Usage
  • 28 views
  • 16 downloads

Investigating Cultures of Food Security: Traditional Ecological Knowledge and Gender in Rural Kongwa, Tanzania

  • Author / Creator
    Mason, Ryan F
  • This thesis examines two cultural components of food security in rural Tanzania, specifically gendered mobilities and Traditional Ecological Knowledge (TEK) in the District of Kongwa. Drawing on critical and focused ethnographic principles, intra-household data was collected from 27 households in two communities using participant observation, cognitive maps, and multiple rounds of semi-structured intra-household interviews (61 interviews in total). Gendered mobility is analyzed using Cresswell and Uteng’s (2008) trifold framework (movement, meaning and potential mobility), which provides the opportunity to study physical and socio-cultural components of movement. Results demonstrate that women in Kongwa have different access to mobility than their male counterparts ultimately limiting their comparative access to food during the hunger season. Men have the ability and expectation to: A) leisurely move around the communities to visit other households to share in their meals, and B) migrate to seasonally food secure regions of Tanzania in order to work or find food during the hunger season. In contrast, narratives of femininity, expected labour roles of women and child rearing activities generally limit the mobility of women to household activities. Moreover, women’s relative immobility means that they have more difficulty accessing casual labour and long term food stores than men. However, women have access to short term emergency food stores during the hunger season, which men cannot access. In the second half of the thesis, Berkes’ (2008) three layers of knowledge (knowledge, practice, belief) are used to analyze Traditional Ecological Knowledge on food security that exists in Kongwa. Efforts were made to collect conscious knowledge as well as tacit knowledge embedded in practices, social institutions and collective attitudes using participant observation and interviews. Findings indicate that a knowledge paradox exists within Kongwa whereby local peasants possess TEK seen through agricultural practices and coping strategies for hunger and drought, but this knowledge is locally devalued resulting in a lack of collective efficacy for development. Additionally, outsiders with development interests (government, NGOs, etc.) do not challenge the self-perception of inefficacy in Kongwa, thus exacerbating the local desire for different knowledge for development and enhanced dependence on outsider knowledge. These findings about Traditional Ecological Knowledge combined with those on gendered mobility in Kongwa demonstrate the importance and complexity of addressing cultural components of food security research and development.

  • Subjects / Keywords
  • Graduation date
    2015-06
  • Type of Item
    Thesis
  • Degree
    Master of Science
  • DOI
    https://doi.org/10.7939/R36H4CZ6D
  • License
    This thesis is made available by the University of Alberta Libraries with permission of the copyright owner solely for non-commercial purposes. This thesis, or any portion thereof, may not otherwise be copied or reproduced without the written consent of the copyright owner, except to the extent permitted by Canadian copyright law.

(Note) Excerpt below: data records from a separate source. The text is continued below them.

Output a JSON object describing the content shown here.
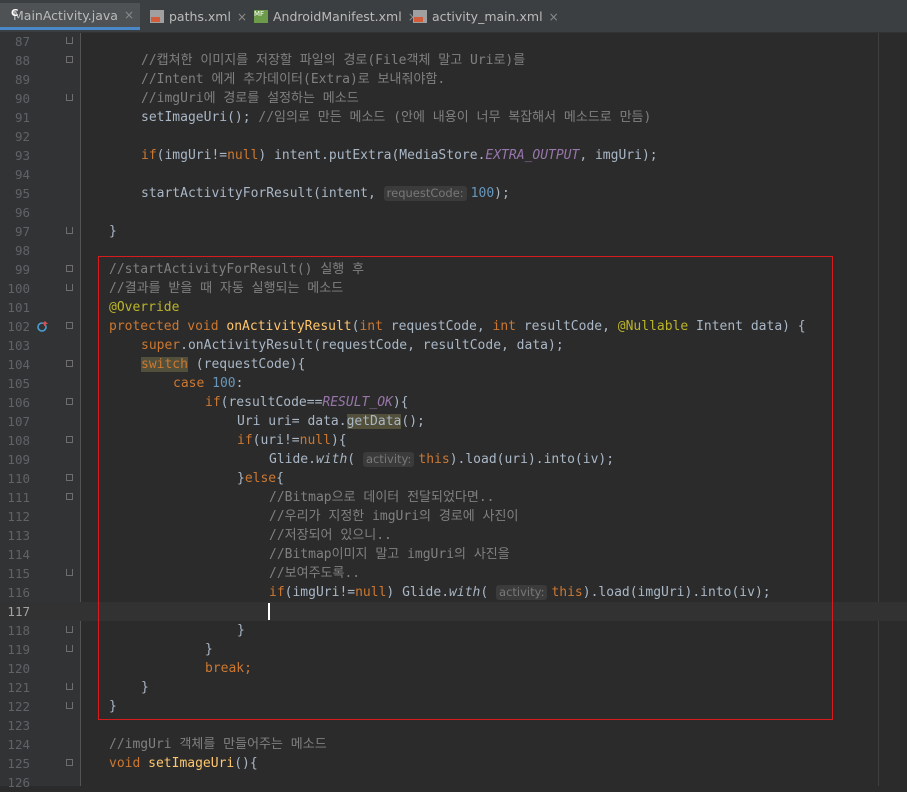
{
  "tabs": [
    {
      "label": "MainActivity.java",
      "icon": "java-class-icon",
      "active": true
    },
    {
      "label": "paths.xml",
      "icon": "xml-file-icon",
      "active": false
    },
    {
      "label": "AndroidManifest.xml",
      "icon": "manifest-file-icon",
      "active": false
    },
    {
      "label": "activity_main.xml",
      "icon": "xml-file-icon",
      "active": false
    }
  ],
  "close_glyph": "×",
  "highlight_color": "#d81b1b",
  "cursor_line": "117",
  "lines": [
    {
      "n": "87"
    },
    {
      "n": "88"
    },
    {
      "n": "89"
    },
    {
      "n": "90"
    },
    {
      "n": "91"
    },
    {
      "n": "92"
    },
    {
      "n": "93"
    },
    {
      "n": "94"
    },
    {
      "n": "95"
    },
    {
      "n": "96"
    },
    {
      "n": "97"
    },
    {
      "n": "98"
    },
    {
      "n": "99"
    },
    {
      "n": "100"
    },
    {
      "n": "101"
    },
    {
      "n": "102"
    },
    {
      "n": "103"
    },
    {
      "n": "104"
    },
    {
      "n": "105"
    },
    {
      "n": "106"
    },
    {
      "n": "107"
    },
    {
      "n": "108"
    },
    {
      "n": "109"
    },
    {
      "n": "110"
    },
    {
      "n": "111"
    },
    {
      "n": "112"
    },
    {
      "n": "113"
    },
    {
      "n": "114"
    },
    {
      "n": "115"
    },
    {
      "n": "116"
    },
    {
      "n": "117"
    },
    {
      "n": "118"
    },
    {
      "n": "119"
    },
    {
      "n": "120"
    },
    {
      "n": "121"
    },
    {
      "n": "122"
    },
    {
      "n": "123"
    },
    {
      "n": "124"
    },
    {
      "n": "125"
    },
    {
      "n": "126"
    }
  ],
  "code": {
    "l88": "//캡쳐한 이미지를 저장할 파일의 경로(File객체 말고 Uri로)를",
    "l89": "//Intent 에게 추가데이터(Extra)로 보내줘야함.",
    "l90": "//imgUri에 경로를 설정하는 메소드",
    "l91_call": "setImageUri",
    "l91_comment": "//임의로 만든 메소드 (안에 내용이 너무 복잡해서 메소드로 만듬)",
    "l93_if": "if",
    "l93_var": "imgUri!=",
    "l93_null": "null",
    "l93_rest": ") intent.putExtra(MediaStore.",
    "l93_const": "EXTRA_OUTPUT",
    "l93_tail": ", imgUri);",
    "l95_call": "startActivityForResult(intent, ",
    "l95_hint": "requestCode:",
    "l95_num": "100",
    "l95_tail": ");",
    "l97": "}",
    "l99": "//startActivityForResult() 실행 후",
    "l100": "//결과를 받을 때 자동 실행되는 메소드",
    "l101": "@Override",
    "l102_prot": "protected void ",
    "l102_fn": "onActivityResult",
    "l102_p1": "(",
    "l102_int1": "int ",
    "l102_a1": "requestCode, ",
    "l102_int2": "int ",
    "l102_a2": "resultCode, ",
    "l102_ann": "@Nullable ",
    "l102_tail": "Intent data) {",
    "l103_super": "super",
    "l103_rest": ".onActivityResult(requestCode, resultCode, data);",
    "l104_sw": "switch",
    "l104_rest": " (requestCode){",
    "l105_case": "case ",
    "l105_num": "100",
    "l105_colon": ":",
    "l106_if": "if",
    "l106_a": "(resultCode==",
    "l106_const": "RESULT_OK",
    "l106_b": "){",
    "l107_a": "Uri uri= data.",
    "l107_fn": "getData",
    "l107_b": "();",
    "l108_if": "if",
    "l108_a": "(uri!=",
    "l108_null": "null",
    "l108_b": "){",
    "l109_a": "Glide.",
    "l109_with": "with",
    "l109_p": "( ",
    "l109_hint": "activity:",
    "l109_this": "this",
    "l109_b": ").load(uri).into(iv);",
    "l110_a": "}",
    "l110_else": "else",
    "l110_b": "{",
    "l111": "//Bitmap으로 데이터 전달되었다면..",
    "l112": "//우리가 지정한 imgUri의 경로에 사진이",
    "l113": "//저장되어 있으니..",
    "l114": "//Bitmap이미지 말고 imgUri의 사진을",
    "l115": "//보여주도록..",
    "l116_if": "if",
    "l116_a": "(imgUri!=",
    "l116_null": "null",
    "l116_b": ") Glide.",
    "l116_with": "with",
    "l116_p": "( ",
    "l116_hint": "activity:",
    "l116_this": "this",
    "l116_c": ").load(imgUri).into(iv);",
    "l118": "}",
    "l119": "}",
    "l120": "break;",
    "l121": "}",
    "l122": "}",
    "l124": "//imgUri 객체를 만들어주는 메소드",
    "l125_void": "void ",
    "l125_fn": "setImageUri",
    "l125_tail": "(){",
    "l91_tail": "();"
  }
}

  • Language
    English
  • Institution
    University of Alberta
  • Degree level
    Master's
  • Department
    • Department of Resource Economics and Environmental Sociology

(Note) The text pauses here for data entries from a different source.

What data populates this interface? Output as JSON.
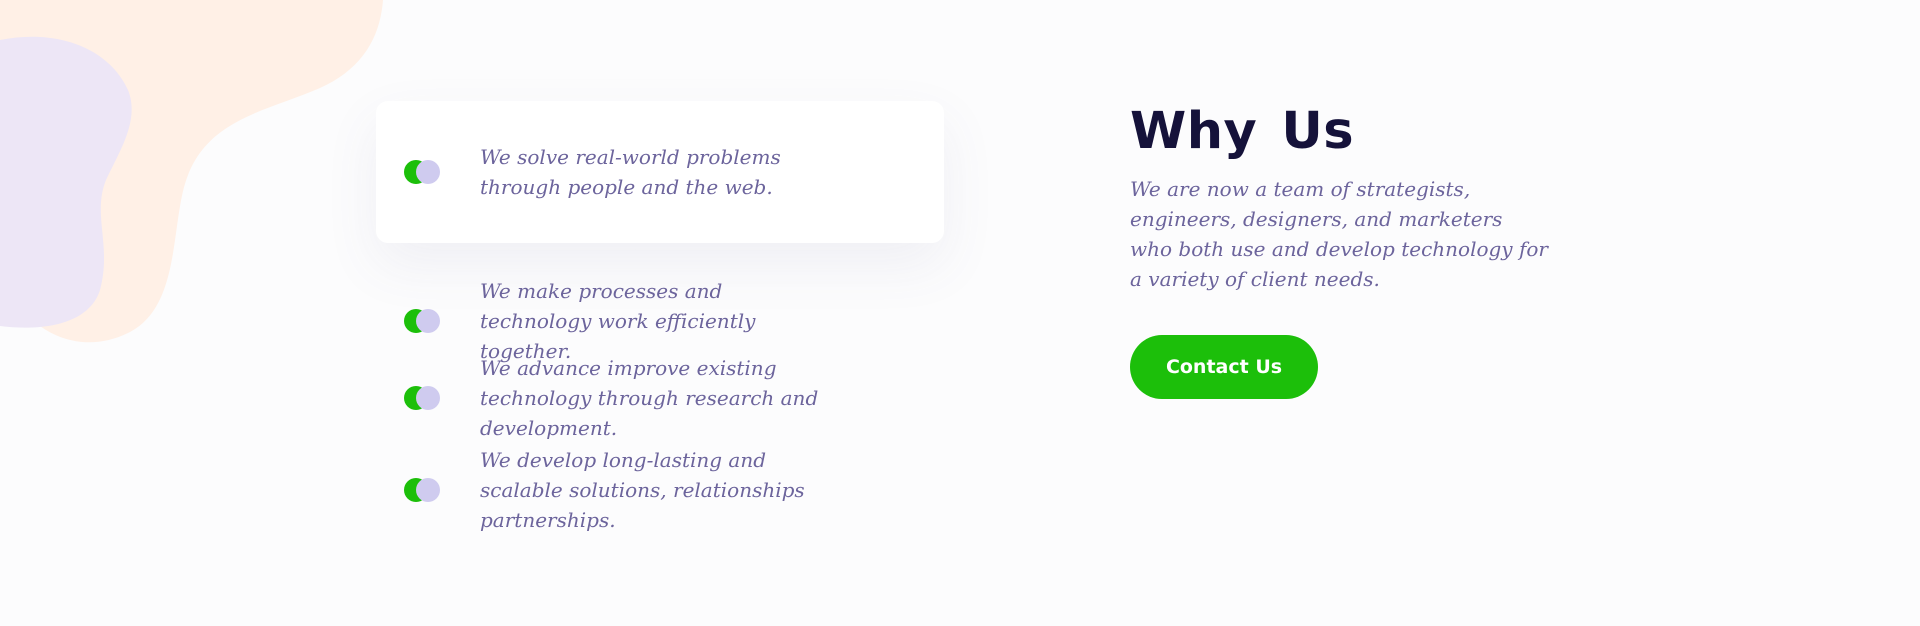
{
  "features": [
    {
      "text": "We solve real-world problems through people and the web."
    },
    {
      "text": "We make processes and technology work efficiently together."
    },
    {
      "text": "We advance improve existing technology through research and development."
    },
    {
      "text": "We develop long-lasting and scalable solutions, relationships partnerships."
    }
  ],
  "why": {
    "word1": "Why",
    "word2": "Us",
    "description": "We are now a team of strategists, engineers, designers, and marketers who both use and develop technology for a variety of client needs.",
    "cta_label": "Contact Us"
  },
  "colors": {
    "accent_green": "#1cbf0a",
    "toggle_lilac": "#cfcbef",
    "heading": "#15123a",
    "body_text": "#6c649c",
    "blob_peach": "#fff0e6",
    "blob_lavender": "#ede6f6",
    "background": "#fcfcfd"
  }
}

  • Specialization
    • Rural Sociology
  • Supervisor / co-supervisor and their department(s)
    • Kaler, Amy (Sociology)
    • Parkins, John (Resource Economics and Environmental Sociology)
  • Examining committee members and their departments
    • Parlee, Brenda (Resource Economics and Environmental Sociology)